(Data records for software interfaces)
>>>

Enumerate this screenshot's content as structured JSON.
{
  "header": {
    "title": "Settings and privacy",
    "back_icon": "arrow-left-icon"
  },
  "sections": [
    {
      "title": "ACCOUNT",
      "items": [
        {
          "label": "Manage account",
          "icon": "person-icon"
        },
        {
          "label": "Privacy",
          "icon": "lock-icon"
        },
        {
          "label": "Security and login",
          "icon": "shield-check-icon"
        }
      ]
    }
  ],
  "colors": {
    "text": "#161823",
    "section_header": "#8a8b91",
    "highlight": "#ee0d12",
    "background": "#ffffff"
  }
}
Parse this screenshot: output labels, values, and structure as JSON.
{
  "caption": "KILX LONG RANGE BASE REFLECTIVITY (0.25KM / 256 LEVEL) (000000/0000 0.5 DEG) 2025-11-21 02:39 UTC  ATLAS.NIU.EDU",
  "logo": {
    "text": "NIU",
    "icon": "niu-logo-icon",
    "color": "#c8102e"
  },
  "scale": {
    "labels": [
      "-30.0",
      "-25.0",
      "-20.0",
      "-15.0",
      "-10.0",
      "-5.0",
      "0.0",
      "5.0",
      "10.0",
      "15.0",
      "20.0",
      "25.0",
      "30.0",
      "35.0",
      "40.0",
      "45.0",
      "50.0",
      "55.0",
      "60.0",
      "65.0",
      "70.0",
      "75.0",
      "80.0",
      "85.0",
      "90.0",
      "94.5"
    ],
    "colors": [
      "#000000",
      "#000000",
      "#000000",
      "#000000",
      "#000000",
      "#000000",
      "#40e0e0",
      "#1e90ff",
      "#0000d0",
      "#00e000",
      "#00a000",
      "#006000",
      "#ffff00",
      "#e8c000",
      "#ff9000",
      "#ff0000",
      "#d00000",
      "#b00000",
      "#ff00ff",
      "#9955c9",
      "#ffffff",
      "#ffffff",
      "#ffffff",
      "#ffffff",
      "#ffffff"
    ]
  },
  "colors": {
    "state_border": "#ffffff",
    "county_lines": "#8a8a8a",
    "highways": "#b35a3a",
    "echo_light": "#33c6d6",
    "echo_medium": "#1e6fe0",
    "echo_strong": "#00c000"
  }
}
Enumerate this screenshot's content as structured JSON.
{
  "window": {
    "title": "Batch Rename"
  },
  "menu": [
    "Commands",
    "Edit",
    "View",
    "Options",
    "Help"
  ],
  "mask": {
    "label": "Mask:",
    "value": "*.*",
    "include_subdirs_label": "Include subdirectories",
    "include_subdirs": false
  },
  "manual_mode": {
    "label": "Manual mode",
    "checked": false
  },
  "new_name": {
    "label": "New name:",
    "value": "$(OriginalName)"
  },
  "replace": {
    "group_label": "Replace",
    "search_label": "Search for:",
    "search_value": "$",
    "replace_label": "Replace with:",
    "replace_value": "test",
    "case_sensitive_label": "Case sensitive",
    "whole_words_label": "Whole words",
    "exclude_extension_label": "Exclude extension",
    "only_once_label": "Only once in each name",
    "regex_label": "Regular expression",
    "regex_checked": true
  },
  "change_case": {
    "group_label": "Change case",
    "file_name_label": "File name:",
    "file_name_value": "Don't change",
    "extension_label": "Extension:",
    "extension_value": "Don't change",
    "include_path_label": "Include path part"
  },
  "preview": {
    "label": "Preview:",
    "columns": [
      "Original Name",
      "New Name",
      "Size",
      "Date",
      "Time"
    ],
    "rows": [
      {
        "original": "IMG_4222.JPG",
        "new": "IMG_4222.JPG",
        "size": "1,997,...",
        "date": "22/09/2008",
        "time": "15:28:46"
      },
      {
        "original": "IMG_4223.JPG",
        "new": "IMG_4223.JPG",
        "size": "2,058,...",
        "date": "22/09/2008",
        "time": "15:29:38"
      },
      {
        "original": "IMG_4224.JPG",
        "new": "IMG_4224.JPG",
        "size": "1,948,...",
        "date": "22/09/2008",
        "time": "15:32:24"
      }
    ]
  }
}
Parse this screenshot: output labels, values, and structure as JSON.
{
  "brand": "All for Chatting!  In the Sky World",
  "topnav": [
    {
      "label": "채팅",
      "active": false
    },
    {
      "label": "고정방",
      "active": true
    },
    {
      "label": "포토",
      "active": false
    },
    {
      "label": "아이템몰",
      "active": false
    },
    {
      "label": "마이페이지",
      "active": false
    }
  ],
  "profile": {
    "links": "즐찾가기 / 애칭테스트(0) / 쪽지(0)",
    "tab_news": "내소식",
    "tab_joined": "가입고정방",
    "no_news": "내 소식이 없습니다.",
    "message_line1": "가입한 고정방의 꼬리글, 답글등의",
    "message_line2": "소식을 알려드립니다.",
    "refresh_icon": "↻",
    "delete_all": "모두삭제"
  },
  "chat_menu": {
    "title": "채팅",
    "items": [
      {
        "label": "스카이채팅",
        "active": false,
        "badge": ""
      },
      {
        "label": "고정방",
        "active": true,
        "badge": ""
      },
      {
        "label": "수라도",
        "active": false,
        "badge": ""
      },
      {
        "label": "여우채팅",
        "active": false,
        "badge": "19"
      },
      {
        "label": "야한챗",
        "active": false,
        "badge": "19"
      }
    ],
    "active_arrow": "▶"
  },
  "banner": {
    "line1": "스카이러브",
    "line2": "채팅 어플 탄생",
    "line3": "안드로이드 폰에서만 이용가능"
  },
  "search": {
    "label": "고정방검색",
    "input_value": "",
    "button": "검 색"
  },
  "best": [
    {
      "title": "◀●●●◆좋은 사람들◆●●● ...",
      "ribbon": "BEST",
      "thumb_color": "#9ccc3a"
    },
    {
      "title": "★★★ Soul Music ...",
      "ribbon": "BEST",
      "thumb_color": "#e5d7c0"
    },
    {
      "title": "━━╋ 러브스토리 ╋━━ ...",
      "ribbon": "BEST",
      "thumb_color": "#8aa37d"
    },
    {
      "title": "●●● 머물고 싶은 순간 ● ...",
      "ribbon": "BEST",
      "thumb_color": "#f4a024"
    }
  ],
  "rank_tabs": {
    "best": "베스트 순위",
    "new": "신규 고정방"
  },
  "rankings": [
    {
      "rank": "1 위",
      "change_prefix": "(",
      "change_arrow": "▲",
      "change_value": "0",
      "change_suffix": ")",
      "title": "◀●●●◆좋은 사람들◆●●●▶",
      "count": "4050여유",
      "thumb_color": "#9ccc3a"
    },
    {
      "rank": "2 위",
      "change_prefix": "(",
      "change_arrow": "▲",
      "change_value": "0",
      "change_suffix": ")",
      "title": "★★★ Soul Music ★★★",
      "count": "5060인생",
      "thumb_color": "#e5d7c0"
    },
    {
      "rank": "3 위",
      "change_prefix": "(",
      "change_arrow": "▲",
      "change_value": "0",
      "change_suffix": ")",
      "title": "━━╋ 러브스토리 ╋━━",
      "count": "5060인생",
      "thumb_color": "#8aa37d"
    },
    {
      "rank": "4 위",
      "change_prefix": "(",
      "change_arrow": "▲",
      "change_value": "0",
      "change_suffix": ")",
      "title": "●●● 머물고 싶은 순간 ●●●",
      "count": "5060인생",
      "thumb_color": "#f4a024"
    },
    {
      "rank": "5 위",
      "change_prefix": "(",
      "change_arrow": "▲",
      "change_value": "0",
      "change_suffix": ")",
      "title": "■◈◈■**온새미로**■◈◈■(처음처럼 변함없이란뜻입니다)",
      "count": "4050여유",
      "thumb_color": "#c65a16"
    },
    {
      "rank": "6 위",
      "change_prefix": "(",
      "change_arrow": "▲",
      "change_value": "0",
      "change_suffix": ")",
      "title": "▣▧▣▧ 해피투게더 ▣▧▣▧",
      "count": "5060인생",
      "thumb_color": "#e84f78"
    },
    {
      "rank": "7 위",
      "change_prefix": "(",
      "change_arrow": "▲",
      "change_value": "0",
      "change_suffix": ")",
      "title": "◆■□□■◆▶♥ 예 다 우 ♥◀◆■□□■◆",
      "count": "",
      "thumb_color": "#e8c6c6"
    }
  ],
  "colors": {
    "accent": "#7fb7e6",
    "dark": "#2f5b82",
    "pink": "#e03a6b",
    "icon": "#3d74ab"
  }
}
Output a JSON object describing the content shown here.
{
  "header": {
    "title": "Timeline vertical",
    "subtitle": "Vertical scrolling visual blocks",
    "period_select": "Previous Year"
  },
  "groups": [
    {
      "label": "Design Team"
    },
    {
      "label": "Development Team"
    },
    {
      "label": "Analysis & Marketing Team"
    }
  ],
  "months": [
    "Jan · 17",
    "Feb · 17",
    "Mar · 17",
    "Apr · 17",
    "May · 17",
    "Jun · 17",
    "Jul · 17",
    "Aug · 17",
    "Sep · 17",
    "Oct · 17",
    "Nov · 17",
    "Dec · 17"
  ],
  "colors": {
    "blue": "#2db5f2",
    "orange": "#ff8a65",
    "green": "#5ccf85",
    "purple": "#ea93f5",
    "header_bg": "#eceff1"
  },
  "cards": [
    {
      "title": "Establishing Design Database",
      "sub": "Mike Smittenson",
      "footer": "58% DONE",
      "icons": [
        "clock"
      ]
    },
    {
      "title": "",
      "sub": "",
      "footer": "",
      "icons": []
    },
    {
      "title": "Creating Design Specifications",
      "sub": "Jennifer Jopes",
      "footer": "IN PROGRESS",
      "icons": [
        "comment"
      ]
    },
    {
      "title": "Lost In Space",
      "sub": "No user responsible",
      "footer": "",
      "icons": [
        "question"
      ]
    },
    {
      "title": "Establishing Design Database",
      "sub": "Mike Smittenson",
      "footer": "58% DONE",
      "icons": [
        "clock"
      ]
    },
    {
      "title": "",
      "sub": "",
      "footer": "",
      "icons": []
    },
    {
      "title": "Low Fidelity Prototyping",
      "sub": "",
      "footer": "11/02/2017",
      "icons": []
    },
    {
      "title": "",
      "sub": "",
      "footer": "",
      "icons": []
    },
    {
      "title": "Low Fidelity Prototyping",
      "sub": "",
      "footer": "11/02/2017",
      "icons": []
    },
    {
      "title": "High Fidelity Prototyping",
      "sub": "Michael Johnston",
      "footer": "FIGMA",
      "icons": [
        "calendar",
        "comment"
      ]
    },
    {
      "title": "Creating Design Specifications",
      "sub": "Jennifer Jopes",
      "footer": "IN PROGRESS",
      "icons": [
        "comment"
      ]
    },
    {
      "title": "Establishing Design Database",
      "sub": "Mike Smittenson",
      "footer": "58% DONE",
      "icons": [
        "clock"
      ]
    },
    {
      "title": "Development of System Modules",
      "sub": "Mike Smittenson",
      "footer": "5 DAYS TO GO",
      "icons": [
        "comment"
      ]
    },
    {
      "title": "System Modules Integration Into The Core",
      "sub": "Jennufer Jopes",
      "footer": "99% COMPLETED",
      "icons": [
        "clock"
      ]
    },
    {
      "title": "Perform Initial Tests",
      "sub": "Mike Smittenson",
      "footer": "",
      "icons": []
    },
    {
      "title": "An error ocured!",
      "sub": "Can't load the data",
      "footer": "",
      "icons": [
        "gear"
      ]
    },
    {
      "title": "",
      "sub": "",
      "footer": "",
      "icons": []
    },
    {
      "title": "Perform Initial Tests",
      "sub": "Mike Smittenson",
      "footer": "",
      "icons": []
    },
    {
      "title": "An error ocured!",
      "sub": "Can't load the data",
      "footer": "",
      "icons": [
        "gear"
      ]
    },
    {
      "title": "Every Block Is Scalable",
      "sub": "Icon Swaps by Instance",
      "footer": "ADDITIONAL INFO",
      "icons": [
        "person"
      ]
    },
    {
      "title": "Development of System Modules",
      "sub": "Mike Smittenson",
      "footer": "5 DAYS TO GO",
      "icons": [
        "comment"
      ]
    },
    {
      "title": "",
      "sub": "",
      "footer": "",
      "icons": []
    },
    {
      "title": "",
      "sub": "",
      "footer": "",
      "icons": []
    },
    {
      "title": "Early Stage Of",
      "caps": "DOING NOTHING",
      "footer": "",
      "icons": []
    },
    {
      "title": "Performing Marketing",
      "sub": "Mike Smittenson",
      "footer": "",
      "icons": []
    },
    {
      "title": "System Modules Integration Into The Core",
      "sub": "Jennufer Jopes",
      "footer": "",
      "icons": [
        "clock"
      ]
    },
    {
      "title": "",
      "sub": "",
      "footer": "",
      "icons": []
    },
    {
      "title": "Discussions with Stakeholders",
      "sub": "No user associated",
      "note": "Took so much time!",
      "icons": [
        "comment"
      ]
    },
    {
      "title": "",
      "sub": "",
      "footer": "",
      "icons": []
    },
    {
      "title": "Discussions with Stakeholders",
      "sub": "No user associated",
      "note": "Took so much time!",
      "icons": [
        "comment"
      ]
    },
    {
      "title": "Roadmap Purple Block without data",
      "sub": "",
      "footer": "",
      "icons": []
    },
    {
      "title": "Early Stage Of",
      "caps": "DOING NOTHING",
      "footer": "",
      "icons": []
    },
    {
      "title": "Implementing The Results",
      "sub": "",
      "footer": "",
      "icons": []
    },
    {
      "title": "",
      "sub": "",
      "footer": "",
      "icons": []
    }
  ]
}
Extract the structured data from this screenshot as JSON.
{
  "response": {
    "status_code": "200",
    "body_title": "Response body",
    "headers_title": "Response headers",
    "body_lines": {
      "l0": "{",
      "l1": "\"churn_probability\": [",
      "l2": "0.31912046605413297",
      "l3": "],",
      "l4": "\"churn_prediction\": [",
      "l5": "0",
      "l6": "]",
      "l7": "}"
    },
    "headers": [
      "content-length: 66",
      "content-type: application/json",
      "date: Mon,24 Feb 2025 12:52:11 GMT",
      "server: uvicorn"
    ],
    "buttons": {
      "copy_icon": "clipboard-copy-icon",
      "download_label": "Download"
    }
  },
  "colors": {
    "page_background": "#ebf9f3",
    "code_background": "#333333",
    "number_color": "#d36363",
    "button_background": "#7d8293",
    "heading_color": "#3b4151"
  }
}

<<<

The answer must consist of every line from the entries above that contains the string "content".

Enumerate this screenshot's content as structured JSON.
Enumerate this screenshot's content as structured JSON.
Output a JSON object describing the content shown here.
      "content-length: 66",
      "content-type: application/json",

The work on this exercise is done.